:: Input for this task
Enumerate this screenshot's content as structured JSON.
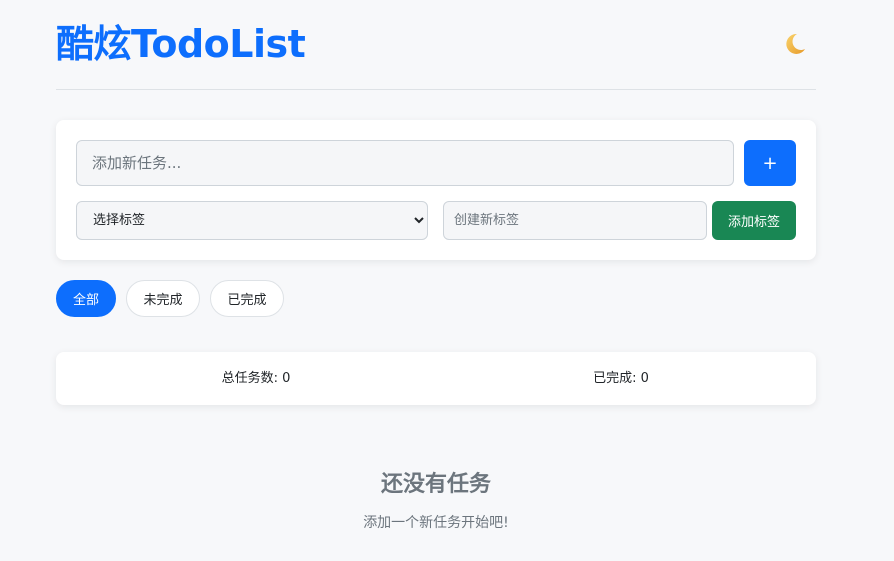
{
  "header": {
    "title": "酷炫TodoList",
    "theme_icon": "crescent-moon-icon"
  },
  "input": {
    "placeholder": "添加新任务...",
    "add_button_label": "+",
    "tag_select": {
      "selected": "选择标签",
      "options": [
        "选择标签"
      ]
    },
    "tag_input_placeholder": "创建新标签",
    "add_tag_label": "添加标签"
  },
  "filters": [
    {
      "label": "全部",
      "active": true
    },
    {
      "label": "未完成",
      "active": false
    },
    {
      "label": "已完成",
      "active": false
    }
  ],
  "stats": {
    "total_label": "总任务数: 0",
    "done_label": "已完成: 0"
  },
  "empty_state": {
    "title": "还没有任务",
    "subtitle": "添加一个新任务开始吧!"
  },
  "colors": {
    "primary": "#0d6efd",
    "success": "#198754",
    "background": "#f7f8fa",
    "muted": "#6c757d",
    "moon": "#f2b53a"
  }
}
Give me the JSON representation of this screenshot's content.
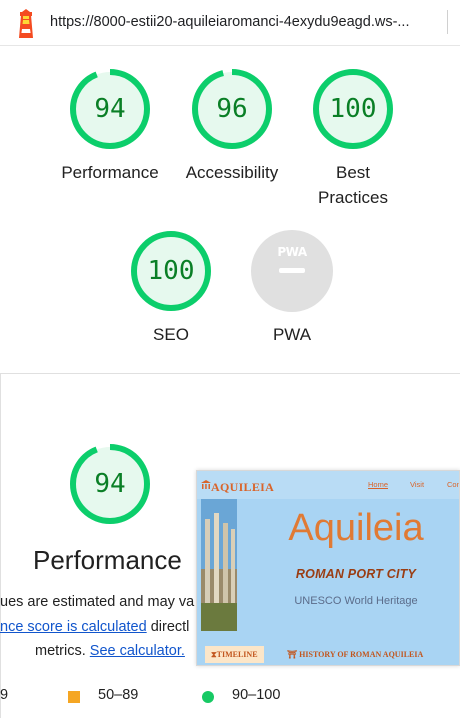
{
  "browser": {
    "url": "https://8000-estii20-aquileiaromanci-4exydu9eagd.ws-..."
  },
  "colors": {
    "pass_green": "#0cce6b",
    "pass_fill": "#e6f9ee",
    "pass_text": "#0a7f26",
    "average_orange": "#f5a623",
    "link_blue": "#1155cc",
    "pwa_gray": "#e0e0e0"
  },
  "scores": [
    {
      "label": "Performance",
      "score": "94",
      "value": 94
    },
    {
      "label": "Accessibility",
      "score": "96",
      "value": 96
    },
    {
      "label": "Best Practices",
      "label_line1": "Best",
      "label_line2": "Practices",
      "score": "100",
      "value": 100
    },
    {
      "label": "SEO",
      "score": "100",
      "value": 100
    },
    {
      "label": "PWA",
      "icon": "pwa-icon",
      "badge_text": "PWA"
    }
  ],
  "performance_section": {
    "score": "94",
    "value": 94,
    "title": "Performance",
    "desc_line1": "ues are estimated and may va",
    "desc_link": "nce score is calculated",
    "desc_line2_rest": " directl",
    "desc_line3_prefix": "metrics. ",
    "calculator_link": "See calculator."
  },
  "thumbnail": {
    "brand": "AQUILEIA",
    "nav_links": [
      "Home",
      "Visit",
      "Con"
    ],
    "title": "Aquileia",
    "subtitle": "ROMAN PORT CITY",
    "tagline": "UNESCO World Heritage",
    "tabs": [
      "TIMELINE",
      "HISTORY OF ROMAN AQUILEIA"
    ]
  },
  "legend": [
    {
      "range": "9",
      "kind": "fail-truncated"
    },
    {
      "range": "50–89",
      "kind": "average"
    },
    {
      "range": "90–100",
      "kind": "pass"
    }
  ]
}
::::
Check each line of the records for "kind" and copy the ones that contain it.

      "kind": "fail-truncated"
      "kind": "average"
      "kind": "pass"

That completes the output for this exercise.